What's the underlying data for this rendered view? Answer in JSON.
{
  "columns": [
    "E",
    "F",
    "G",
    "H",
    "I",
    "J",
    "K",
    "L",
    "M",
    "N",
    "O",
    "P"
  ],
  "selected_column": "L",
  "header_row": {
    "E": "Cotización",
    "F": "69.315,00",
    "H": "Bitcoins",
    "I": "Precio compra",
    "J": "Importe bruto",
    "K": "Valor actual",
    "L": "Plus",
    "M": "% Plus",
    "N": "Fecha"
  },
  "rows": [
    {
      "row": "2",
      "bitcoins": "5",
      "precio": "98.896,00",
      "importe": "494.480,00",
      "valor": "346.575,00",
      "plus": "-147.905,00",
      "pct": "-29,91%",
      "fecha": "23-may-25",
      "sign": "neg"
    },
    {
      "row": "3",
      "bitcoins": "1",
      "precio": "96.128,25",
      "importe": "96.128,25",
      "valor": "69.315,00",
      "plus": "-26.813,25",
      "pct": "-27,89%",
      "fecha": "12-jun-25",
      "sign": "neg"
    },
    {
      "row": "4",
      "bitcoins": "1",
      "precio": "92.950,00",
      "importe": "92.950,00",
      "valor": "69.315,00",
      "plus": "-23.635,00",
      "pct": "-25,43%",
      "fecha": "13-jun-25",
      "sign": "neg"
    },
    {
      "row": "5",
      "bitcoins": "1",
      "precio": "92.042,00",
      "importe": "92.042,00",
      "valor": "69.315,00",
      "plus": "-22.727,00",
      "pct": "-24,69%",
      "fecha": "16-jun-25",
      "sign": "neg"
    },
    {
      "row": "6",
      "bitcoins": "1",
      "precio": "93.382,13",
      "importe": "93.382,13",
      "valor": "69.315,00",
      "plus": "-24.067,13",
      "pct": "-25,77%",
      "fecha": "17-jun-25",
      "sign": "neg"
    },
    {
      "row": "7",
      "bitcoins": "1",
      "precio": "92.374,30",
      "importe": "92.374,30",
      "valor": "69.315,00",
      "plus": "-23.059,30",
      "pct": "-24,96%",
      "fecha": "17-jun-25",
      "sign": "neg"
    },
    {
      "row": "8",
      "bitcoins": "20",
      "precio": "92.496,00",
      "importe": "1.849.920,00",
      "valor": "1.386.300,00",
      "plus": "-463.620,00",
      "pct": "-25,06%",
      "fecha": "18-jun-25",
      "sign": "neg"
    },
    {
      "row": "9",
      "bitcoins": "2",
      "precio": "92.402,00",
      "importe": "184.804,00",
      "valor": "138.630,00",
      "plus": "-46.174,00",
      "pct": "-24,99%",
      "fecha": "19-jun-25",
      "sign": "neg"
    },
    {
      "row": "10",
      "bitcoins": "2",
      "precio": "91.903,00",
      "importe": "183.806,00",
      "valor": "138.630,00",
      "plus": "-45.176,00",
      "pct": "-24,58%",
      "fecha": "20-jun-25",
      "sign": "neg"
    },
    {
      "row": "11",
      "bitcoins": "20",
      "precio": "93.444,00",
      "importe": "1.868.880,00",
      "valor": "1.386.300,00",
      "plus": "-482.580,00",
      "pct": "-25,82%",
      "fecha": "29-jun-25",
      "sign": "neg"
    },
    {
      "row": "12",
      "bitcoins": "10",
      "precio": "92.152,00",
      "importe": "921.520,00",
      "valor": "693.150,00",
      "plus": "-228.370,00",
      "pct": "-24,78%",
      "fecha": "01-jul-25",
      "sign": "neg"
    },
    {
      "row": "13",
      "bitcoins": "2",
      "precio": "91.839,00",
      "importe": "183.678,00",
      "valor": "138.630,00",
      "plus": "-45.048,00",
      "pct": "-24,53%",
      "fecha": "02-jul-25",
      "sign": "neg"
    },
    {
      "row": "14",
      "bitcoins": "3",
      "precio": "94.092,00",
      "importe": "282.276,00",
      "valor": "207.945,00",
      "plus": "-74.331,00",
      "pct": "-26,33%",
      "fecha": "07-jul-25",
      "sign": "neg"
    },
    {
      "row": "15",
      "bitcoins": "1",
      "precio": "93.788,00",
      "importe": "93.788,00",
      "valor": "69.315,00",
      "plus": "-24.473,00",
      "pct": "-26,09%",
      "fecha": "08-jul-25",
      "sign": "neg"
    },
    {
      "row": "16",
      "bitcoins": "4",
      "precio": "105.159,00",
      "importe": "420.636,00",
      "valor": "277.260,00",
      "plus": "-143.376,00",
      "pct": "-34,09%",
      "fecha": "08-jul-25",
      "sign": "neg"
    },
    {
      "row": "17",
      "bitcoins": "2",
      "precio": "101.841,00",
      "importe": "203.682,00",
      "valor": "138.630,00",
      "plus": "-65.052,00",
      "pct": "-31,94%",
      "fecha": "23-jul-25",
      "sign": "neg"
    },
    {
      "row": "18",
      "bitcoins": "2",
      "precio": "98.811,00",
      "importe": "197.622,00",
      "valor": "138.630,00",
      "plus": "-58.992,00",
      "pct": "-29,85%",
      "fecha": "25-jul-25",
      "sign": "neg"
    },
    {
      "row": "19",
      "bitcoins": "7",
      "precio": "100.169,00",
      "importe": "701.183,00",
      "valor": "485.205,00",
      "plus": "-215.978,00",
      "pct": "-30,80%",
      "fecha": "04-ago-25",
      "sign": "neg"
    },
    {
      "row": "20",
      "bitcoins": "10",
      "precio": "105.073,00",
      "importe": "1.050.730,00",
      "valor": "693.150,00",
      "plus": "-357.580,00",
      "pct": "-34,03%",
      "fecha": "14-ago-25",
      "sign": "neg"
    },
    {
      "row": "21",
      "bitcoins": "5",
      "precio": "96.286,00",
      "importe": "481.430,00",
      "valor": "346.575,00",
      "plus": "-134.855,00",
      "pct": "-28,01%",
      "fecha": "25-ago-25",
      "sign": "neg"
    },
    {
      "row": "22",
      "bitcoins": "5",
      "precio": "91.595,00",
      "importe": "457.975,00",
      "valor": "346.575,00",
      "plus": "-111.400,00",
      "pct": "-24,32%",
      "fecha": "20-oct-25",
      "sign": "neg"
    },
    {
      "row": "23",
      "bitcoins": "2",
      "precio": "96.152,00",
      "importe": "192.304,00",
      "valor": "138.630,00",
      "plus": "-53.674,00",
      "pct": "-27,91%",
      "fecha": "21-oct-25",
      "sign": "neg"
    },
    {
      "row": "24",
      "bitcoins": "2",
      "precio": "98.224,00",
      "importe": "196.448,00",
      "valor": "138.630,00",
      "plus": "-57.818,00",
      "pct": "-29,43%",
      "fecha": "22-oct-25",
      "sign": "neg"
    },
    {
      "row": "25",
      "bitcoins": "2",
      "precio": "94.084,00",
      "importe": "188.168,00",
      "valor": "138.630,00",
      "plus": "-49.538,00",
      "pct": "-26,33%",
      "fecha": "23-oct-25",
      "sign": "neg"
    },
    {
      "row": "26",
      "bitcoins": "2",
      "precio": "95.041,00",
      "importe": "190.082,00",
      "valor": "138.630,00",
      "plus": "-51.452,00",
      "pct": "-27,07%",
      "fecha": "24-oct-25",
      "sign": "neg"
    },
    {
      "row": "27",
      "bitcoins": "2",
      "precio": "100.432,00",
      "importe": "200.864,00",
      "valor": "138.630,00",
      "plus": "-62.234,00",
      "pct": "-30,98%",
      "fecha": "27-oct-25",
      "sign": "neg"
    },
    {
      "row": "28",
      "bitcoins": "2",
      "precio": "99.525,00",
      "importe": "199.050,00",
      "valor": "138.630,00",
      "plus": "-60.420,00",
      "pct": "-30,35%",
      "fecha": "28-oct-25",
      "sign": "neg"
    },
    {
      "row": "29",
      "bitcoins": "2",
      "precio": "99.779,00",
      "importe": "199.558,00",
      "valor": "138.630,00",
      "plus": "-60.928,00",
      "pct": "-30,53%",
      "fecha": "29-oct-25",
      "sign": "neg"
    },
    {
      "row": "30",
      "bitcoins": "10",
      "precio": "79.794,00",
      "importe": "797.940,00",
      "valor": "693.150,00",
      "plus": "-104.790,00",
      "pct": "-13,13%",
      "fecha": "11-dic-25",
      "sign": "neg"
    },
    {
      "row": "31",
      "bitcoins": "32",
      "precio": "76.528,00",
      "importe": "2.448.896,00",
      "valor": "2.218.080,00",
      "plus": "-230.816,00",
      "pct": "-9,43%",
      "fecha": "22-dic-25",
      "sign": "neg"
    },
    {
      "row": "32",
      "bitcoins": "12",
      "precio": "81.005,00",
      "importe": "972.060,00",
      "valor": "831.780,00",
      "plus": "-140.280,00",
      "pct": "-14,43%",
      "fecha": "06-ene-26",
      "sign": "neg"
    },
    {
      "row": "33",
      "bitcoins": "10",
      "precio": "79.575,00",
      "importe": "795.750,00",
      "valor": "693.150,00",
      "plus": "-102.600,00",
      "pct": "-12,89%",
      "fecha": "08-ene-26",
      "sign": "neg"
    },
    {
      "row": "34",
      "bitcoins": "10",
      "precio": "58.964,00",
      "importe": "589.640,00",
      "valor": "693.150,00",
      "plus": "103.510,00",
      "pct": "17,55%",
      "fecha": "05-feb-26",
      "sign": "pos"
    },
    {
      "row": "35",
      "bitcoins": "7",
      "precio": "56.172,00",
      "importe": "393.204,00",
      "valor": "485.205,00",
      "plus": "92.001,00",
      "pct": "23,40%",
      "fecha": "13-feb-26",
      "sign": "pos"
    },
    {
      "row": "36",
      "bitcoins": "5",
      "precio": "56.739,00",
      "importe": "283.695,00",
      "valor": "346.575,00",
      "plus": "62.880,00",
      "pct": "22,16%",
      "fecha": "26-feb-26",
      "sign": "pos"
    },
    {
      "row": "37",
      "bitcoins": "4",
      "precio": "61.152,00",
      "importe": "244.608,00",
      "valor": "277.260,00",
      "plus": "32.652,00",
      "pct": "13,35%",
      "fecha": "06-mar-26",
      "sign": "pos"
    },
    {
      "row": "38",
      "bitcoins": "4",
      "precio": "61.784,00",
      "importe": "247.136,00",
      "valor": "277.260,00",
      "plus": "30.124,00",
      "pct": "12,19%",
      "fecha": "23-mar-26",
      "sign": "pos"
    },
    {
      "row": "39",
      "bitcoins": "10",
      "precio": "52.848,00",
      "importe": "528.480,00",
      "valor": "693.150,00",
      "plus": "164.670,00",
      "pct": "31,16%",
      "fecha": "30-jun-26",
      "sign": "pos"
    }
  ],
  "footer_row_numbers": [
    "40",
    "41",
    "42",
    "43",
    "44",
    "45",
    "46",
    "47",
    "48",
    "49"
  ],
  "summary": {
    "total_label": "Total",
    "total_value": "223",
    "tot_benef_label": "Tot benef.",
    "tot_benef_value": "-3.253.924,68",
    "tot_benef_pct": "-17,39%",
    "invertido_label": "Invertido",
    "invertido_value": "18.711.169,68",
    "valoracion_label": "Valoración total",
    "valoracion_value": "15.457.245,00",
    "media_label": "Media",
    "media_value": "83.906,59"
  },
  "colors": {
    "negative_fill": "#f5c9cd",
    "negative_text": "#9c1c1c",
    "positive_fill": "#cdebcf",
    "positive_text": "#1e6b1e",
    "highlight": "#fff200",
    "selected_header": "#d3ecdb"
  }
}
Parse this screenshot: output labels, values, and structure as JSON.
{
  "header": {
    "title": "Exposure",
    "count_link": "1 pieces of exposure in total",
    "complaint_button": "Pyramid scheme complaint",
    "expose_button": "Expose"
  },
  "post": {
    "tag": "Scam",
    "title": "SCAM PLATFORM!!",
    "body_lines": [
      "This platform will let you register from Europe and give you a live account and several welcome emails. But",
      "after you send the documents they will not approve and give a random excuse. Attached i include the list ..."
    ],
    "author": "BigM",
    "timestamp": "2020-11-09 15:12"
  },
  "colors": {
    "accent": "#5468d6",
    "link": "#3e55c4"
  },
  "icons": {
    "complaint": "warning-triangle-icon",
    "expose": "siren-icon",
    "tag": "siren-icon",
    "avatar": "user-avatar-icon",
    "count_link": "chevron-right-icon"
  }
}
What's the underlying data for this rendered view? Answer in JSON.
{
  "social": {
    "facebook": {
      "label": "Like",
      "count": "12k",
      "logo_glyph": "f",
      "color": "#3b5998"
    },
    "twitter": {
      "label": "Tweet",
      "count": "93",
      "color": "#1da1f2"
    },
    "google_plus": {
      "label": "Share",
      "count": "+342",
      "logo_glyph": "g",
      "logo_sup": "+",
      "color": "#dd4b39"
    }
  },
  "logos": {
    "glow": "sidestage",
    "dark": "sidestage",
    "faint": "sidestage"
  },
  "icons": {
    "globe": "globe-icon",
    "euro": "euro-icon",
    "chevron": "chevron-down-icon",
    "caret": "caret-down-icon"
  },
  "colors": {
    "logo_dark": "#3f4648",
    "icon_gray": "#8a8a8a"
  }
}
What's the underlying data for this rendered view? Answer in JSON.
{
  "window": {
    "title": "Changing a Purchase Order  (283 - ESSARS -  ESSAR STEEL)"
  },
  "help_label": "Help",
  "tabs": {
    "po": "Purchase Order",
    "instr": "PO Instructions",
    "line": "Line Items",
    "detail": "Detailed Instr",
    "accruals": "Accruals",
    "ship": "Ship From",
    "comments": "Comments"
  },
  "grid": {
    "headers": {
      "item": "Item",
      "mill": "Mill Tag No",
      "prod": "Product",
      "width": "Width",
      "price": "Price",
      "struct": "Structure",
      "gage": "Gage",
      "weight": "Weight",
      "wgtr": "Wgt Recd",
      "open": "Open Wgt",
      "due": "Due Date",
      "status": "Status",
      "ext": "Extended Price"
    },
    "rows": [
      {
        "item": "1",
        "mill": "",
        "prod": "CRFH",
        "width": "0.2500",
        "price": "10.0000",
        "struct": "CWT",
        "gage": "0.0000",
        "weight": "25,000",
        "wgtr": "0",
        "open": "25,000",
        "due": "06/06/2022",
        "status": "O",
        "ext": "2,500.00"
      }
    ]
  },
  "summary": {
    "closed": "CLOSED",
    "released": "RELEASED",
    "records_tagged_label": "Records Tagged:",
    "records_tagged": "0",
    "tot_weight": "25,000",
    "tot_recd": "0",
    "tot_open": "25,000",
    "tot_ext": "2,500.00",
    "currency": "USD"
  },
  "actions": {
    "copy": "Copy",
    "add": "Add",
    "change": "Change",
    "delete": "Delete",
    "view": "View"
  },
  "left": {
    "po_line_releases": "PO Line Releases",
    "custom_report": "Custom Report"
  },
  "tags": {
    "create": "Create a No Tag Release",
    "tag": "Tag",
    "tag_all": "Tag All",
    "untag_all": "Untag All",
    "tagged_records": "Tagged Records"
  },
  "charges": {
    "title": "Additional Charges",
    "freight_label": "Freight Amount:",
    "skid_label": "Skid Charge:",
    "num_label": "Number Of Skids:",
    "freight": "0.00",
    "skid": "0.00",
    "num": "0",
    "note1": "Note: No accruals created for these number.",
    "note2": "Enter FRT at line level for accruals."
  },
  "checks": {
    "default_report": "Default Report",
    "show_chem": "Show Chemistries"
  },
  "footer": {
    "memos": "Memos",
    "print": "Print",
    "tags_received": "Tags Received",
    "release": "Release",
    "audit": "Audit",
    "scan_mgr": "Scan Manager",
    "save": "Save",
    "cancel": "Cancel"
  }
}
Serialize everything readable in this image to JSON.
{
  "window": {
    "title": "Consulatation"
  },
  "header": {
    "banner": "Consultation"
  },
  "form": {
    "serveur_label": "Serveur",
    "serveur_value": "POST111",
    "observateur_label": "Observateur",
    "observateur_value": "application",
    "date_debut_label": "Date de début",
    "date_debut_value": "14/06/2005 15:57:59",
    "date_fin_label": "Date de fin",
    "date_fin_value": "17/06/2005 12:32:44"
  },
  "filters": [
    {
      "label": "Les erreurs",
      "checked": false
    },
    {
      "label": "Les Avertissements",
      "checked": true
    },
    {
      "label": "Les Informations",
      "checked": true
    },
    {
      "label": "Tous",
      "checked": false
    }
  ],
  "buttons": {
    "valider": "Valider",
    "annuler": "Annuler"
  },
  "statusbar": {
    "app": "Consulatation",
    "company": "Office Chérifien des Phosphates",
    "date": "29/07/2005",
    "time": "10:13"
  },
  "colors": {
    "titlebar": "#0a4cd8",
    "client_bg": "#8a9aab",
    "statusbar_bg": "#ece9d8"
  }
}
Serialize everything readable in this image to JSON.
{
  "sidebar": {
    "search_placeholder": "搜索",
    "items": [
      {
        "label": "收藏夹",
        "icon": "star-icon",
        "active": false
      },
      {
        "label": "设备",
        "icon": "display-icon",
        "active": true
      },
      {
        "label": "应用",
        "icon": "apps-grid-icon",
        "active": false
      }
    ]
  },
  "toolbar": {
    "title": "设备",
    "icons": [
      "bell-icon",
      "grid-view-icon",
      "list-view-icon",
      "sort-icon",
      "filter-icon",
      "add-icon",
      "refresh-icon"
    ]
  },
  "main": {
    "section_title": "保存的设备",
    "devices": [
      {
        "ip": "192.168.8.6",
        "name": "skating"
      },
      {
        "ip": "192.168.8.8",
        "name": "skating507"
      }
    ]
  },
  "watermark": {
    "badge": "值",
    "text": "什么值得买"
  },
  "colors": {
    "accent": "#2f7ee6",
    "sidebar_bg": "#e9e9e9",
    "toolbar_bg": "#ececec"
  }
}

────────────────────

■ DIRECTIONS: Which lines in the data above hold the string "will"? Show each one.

■ TASK RESPONSE:
      "This platform will let you register from Europe and give you a live account and several welcome emails. But",
      "after you send the documents they will not approve and give a random excuse. Attached i include the list ..."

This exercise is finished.